– What is your opinion of democratic reforms in Kazakhstan.
– I have always said clearly that democracy is a process – a long and difficult process. Each country’s democracy needs to grow organically from its history, traditions, and culture. The democracy of India is different from the democracy of Germany is different from the democracy of South Korea. Kazakhstan is developing, in its own national way, its own democracy. This question is especially pertinent because of Kazakhstan’s 2010 OSCE chairmanship. In preparation for this important responsibility, Kazakhstan made first-step amendments to its election, political party, and mass media laws. We welcome these initial steps and look forward to consulting closely with Kazakhstan on further steps. For example, on the issue of mass media, Kazakhstan might consider decriminalizing libel. On election law, a next step that would be very useful would be to guarantee by law fully independent elections commissions that include members of all registered parties as well as civil-society members.
At the moment, there is one issue of special concern – the so-called Internet Law that the Parliament is currently considering. The simple fact is that the Internet cannot be regulated, because technically there are always ways for web sites to find new hosts and for users to find those new hosts. Attempts to regulate political content on the Internet are not going to be successful. Especially as Kazakhstan prepares for its 2010 OSCE chairmanship, I would respectfully suggest that this is not the time to make what will ultimately be a futile attempt to regulate the Internet.
– What is your assessment of the government of Kazakhstan’s anti-crisis measures?
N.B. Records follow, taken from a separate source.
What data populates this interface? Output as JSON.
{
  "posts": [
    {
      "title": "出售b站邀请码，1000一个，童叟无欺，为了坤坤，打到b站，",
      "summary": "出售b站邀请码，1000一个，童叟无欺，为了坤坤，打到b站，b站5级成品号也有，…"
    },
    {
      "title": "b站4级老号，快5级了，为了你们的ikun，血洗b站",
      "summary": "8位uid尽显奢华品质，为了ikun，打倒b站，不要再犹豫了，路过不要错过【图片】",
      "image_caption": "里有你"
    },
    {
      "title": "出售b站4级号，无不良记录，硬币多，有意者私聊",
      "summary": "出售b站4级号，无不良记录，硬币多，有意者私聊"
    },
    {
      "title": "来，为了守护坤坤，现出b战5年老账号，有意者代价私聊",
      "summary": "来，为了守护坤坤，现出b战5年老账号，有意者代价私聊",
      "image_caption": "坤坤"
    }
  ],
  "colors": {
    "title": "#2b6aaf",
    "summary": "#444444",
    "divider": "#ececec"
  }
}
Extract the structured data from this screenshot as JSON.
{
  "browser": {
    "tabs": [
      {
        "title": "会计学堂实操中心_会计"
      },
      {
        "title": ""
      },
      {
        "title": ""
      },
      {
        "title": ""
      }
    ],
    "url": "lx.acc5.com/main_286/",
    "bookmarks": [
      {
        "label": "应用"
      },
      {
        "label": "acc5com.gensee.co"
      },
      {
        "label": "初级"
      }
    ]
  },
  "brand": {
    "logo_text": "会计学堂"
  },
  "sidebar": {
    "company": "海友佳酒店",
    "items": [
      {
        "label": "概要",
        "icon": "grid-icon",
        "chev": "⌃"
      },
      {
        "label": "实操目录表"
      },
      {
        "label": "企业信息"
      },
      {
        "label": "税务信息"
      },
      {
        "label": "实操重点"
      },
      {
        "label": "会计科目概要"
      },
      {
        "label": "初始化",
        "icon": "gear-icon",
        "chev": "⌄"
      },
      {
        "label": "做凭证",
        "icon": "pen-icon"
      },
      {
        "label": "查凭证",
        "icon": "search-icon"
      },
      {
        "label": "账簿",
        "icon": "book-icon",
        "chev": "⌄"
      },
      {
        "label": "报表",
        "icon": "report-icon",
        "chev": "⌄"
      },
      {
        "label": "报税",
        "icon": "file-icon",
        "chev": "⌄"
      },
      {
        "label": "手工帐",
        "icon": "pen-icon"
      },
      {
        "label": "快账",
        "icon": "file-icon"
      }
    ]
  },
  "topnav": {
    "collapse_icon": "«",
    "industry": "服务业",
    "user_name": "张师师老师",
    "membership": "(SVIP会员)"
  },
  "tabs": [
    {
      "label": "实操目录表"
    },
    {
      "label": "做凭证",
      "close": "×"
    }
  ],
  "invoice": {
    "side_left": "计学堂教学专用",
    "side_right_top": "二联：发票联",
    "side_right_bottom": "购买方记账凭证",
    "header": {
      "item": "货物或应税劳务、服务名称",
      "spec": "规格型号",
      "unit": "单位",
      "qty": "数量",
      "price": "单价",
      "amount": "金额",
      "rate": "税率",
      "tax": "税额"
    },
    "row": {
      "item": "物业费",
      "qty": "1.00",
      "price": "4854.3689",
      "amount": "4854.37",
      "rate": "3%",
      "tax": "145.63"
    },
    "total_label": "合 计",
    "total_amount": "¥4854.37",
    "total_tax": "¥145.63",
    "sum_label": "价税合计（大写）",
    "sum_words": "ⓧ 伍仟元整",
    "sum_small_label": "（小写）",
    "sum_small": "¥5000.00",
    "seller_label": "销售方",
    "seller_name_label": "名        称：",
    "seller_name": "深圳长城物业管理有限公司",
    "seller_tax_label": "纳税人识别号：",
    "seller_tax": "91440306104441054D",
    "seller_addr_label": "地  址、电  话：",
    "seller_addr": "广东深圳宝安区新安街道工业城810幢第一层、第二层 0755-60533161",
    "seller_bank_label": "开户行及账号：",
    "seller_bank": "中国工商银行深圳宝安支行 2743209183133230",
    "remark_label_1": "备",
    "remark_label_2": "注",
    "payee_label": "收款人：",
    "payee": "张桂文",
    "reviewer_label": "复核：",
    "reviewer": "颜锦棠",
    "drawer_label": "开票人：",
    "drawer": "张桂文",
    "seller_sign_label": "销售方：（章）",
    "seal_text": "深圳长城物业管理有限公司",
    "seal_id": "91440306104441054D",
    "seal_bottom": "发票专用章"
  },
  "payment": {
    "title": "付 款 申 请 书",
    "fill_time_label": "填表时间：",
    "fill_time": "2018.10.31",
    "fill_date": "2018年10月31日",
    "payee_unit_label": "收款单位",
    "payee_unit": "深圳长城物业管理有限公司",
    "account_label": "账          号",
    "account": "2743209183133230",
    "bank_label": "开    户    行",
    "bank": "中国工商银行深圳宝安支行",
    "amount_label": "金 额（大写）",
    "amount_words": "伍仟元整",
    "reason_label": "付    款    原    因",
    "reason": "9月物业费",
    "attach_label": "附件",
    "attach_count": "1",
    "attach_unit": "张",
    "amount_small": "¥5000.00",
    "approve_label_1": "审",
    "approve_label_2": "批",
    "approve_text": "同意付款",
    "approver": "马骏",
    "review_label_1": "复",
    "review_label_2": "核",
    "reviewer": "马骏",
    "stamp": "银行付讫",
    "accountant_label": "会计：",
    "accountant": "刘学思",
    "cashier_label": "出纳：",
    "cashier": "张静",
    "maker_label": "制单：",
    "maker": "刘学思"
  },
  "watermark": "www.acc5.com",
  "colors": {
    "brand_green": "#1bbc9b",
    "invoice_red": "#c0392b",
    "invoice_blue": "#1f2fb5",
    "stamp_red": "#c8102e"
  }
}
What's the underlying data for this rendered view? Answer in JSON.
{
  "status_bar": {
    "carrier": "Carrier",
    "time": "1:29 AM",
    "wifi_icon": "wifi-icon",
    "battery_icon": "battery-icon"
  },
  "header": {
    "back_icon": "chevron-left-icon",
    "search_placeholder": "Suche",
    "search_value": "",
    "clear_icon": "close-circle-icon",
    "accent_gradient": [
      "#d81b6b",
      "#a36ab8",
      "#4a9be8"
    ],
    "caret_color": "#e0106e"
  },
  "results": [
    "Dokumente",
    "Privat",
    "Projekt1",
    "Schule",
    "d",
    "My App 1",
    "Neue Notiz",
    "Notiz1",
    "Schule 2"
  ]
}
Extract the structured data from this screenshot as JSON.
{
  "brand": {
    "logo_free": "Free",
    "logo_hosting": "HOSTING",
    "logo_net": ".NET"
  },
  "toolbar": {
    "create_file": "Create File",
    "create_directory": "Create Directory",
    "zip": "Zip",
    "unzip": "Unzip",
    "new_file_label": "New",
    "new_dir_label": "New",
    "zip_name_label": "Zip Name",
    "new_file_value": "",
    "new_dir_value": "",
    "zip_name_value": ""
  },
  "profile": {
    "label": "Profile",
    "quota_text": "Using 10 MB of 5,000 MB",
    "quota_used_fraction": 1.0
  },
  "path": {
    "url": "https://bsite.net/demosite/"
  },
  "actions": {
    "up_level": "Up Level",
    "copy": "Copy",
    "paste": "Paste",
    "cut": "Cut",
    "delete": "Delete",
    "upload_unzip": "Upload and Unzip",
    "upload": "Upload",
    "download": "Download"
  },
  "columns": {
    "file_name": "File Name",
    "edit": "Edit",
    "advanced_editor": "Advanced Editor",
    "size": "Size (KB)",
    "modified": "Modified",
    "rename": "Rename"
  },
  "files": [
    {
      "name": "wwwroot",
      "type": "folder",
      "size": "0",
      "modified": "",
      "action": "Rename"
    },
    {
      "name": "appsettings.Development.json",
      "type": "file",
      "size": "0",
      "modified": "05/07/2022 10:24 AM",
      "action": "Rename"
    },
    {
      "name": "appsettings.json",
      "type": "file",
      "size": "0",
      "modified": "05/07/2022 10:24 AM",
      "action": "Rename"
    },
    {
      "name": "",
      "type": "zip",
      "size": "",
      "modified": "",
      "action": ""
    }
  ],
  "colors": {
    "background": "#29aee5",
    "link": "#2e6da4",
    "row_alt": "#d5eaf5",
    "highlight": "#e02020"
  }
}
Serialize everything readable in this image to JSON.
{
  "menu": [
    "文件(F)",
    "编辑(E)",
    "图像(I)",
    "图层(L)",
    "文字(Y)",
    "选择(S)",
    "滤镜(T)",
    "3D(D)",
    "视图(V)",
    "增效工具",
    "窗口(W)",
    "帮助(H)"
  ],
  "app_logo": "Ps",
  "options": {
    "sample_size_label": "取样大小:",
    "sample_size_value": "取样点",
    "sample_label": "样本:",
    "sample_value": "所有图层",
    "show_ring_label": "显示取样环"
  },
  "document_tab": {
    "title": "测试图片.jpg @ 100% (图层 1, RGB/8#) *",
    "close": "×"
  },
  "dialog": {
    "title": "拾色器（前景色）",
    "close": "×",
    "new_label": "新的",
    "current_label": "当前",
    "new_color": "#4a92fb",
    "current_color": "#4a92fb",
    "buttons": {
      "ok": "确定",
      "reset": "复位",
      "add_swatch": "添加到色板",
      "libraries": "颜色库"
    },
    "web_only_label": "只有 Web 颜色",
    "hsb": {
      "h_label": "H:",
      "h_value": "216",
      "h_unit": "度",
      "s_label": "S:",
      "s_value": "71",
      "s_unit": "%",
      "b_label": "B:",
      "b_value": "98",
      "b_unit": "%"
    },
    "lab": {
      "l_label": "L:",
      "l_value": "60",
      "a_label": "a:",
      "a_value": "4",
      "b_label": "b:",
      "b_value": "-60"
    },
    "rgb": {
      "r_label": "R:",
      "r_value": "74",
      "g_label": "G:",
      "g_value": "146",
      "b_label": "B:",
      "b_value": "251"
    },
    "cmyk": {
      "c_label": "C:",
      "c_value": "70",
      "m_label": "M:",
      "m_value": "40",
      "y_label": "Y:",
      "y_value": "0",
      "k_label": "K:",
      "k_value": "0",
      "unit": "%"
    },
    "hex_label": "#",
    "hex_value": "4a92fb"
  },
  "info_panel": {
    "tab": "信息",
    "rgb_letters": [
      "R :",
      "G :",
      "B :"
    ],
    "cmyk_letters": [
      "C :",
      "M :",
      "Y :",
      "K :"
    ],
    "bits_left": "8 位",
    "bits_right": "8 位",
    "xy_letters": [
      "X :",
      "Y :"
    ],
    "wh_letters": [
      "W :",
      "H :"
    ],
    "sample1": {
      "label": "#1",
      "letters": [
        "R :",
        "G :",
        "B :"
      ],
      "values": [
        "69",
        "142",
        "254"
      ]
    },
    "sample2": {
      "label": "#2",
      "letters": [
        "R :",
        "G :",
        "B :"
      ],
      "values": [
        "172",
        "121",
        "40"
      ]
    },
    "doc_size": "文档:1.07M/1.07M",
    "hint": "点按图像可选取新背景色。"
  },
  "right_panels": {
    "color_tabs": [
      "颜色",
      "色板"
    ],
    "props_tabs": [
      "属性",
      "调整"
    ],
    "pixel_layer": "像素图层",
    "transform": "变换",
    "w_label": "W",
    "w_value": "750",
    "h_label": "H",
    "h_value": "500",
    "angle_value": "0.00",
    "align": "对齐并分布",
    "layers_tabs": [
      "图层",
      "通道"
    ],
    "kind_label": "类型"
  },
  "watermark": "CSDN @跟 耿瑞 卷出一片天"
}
– First, I have to tell you I am not an economist. However, the experts in my embassy and I continue to consult closely with a broad range of economic experts: Kazakhstani government economists, representatives of the International Financial Institutions, and private-sector international bankers. The general consensus of all the experts is that Kazakhstan is taking a flexible, realistic, and responsible approach to meeting the very difficult challenges of the global economic crisis. Surprises continue to erupt, especially in the banking sector. But we have confidence in the highest-level professionalism of the government of Kazakhstan’s economists. Many countries around the world, including the United States, are struggling to come through this crisis so that our citizens are protected and so that, in the end, the world financial structures will be stronger than they were before the crisis. Because Kazakhstan is very much part of the global economy, I fully expect it to emerge from the current crisis stronger than before.
Thank you for the interview.